More than a few people likely were left scratching their heads when President Trump announced this week that the federal government will loan Eastman Kodak $765 million in taxpayer money to develop ingredients for generic drugs.
Kodak? The camera company? The producer of Kodachrome film, which Paul Simon adored for making you think all the world's a sunny day?
Yes, that Kodak, the same 20th-century photography giant that failed to transition to a 21st-century era of digital cameras (even though it invented the darned things in 1975). The same Kodak that filed for bankruptcy protection in 2012.
"It was one of the great brands in the world," Trump acknowledged during a press conference to announce the move. "Then people went digital, and Kodak didn't follow."
Even so, he said Kodak now will use "advanced manufacturing techniques" to produce drug ingredients "in a manner that is both cost-competitive and environmentally safe."
The company eventually will produce as much as a quarter of all active ingredients needed for generic drugs taken by Americans, Trump said.

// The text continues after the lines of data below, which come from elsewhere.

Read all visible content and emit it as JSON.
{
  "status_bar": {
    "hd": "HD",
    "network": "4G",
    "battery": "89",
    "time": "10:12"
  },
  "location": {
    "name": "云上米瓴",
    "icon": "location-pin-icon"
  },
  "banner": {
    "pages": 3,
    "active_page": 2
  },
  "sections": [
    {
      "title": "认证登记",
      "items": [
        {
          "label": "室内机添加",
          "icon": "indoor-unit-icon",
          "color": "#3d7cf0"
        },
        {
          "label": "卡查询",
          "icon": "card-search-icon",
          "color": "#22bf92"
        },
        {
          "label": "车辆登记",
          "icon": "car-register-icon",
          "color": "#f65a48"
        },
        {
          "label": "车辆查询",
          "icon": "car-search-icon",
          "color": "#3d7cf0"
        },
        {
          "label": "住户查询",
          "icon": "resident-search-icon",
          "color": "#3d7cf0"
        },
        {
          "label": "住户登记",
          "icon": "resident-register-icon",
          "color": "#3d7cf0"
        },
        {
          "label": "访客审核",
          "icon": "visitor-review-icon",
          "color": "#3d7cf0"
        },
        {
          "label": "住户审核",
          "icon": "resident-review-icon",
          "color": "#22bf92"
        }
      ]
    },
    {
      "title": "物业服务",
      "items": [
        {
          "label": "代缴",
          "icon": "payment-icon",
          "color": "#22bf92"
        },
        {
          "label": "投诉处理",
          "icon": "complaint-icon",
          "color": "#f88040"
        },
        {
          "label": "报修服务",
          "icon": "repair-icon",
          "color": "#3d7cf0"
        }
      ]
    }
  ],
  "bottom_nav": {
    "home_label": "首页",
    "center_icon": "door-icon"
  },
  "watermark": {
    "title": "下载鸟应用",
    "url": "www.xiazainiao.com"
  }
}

"We'll be competitive with almost all countries, and soon with all countries," he declared.
This is one of those rare examples where I find myself in agreement with the president, at least conceptually.
The issue he's trying to address is a serious one. The vast majority of active ingredients for prescription drugs come from China and India.
Acetaminophen, for example, is America's most widely used drug ingredient, found not just in namesake pills but also as a component of hundreds of cold, flu and allergy remedies. Nearly all of the world's supply of it comes from China and India, with China accounting for roughly two-thirds of the total.